● **Extracted material**

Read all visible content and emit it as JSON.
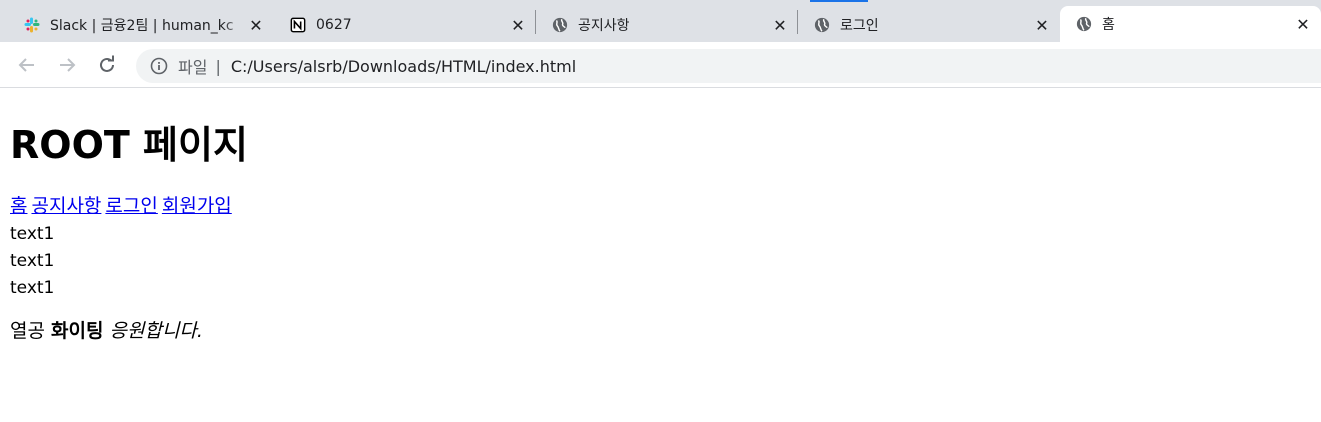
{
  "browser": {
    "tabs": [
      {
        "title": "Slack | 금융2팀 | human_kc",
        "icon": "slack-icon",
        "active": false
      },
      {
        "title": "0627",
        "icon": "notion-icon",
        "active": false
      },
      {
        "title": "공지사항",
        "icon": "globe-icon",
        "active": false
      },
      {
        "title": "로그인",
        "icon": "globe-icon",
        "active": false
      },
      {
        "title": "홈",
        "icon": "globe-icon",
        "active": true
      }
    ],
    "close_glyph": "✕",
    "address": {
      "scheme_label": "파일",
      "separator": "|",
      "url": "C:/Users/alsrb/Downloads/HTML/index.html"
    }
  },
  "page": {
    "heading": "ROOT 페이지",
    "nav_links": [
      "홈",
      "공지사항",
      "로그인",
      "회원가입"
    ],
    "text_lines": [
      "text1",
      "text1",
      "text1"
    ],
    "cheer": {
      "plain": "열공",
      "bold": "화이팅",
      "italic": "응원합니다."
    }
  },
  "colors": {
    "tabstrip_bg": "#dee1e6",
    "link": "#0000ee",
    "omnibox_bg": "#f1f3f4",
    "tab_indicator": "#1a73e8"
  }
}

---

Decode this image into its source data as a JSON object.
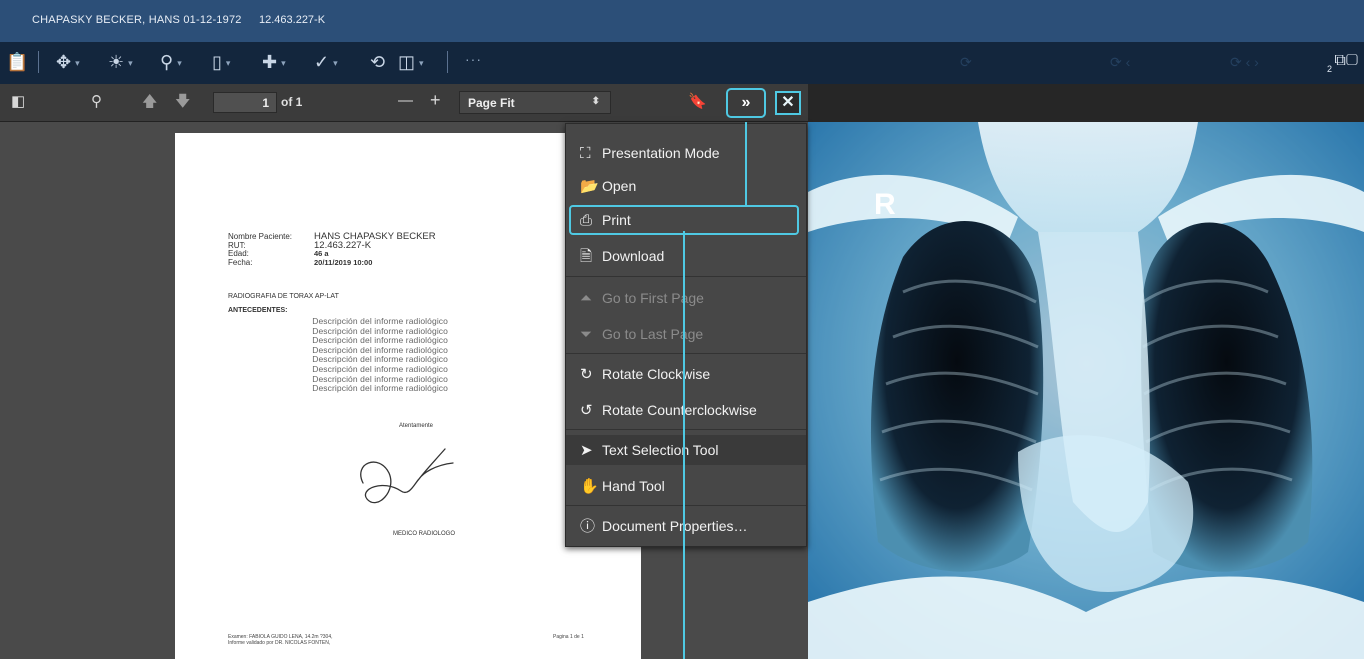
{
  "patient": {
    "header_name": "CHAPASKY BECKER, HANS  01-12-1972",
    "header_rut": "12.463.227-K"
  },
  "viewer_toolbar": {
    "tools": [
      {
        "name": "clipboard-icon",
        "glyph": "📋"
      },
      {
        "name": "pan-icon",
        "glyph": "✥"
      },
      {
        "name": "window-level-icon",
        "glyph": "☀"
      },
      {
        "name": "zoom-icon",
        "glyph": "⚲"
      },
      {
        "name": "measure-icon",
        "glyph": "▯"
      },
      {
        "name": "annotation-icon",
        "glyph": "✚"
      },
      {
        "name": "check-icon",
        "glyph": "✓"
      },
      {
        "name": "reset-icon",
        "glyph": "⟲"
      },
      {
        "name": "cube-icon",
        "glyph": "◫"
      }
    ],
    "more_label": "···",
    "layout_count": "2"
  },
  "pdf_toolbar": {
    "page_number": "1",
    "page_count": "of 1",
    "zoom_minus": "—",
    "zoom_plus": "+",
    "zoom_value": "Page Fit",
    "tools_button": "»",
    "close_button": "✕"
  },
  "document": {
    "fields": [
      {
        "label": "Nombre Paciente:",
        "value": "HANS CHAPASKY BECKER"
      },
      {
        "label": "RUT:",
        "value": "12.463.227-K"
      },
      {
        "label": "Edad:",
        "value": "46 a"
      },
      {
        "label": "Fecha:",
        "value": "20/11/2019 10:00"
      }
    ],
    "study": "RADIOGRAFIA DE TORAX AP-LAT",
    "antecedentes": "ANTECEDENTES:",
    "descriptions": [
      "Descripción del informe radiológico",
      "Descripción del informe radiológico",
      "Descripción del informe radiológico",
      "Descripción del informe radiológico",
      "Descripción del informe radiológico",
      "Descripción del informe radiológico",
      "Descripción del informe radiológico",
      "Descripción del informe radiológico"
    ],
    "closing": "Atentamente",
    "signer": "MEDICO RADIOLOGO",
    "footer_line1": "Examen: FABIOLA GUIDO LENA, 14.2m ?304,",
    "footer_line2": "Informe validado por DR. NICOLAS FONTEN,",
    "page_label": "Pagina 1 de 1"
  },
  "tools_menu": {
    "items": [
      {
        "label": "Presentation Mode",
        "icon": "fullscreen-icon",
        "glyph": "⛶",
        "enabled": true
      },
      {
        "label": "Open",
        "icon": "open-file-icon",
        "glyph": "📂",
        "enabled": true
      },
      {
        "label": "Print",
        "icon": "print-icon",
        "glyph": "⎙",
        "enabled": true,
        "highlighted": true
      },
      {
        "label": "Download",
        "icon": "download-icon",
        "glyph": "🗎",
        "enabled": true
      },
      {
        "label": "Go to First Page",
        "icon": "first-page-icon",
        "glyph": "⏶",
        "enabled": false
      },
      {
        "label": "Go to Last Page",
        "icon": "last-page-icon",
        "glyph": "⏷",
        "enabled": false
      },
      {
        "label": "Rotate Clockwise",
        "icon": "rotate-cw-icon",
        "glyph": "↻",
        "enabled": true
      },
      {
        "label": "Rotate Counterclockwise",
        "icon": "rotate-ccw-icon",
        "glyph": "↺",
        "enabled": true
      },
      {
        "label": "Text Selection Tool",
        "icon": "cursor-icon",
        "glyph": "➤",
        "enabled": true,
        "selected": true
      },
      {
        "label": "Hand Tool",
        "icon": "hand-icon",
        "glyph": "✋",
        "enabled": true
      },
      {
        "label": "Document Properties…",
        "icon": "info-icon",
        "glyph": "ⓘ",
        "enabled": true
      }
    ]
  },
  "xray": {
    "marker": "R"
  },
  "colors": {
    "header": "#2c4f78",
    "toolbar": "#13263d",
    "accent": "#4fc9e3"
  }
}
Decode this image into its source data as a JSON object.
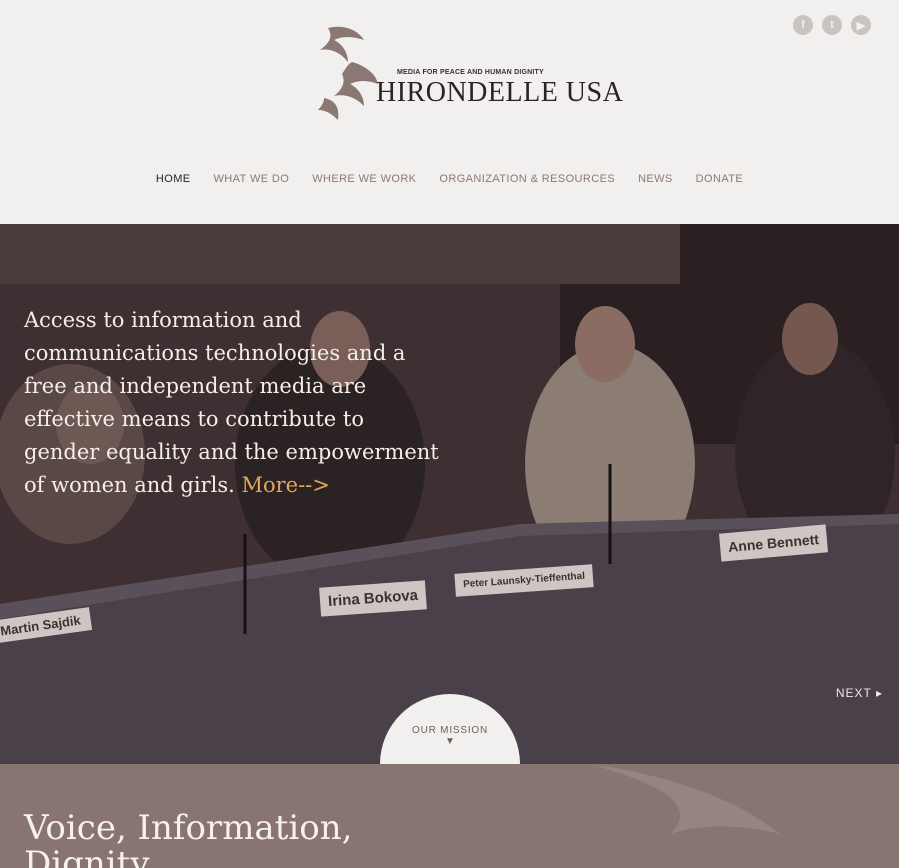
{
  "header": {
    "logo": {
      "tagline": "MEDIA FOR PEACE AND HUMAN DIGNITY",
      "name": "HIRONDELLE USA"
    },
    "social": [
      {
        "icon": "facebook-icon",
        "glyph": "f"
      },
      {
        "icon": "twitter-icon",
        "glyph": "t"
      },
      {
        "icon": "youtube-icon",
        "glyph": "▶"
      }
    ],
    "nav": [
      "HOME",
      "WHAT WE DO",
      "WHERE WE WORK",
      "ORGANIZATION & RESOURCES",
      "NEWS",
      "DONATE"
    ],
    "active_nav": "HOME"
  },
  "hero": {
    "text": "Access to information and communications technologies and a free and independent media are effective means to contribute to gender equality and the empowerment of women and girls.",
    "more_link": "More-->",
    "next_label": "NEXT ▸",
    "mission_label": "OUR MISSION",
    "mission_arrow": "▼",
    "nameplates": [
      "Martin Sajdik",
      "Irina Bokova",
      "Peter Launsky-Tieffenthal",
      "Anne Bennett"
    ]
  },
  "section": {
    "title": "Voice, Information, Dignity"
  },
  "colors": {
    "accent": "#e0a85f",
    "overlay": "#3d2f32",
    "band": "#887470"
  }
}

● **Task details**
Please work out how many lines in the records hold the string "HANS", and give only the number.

● **Response box**
2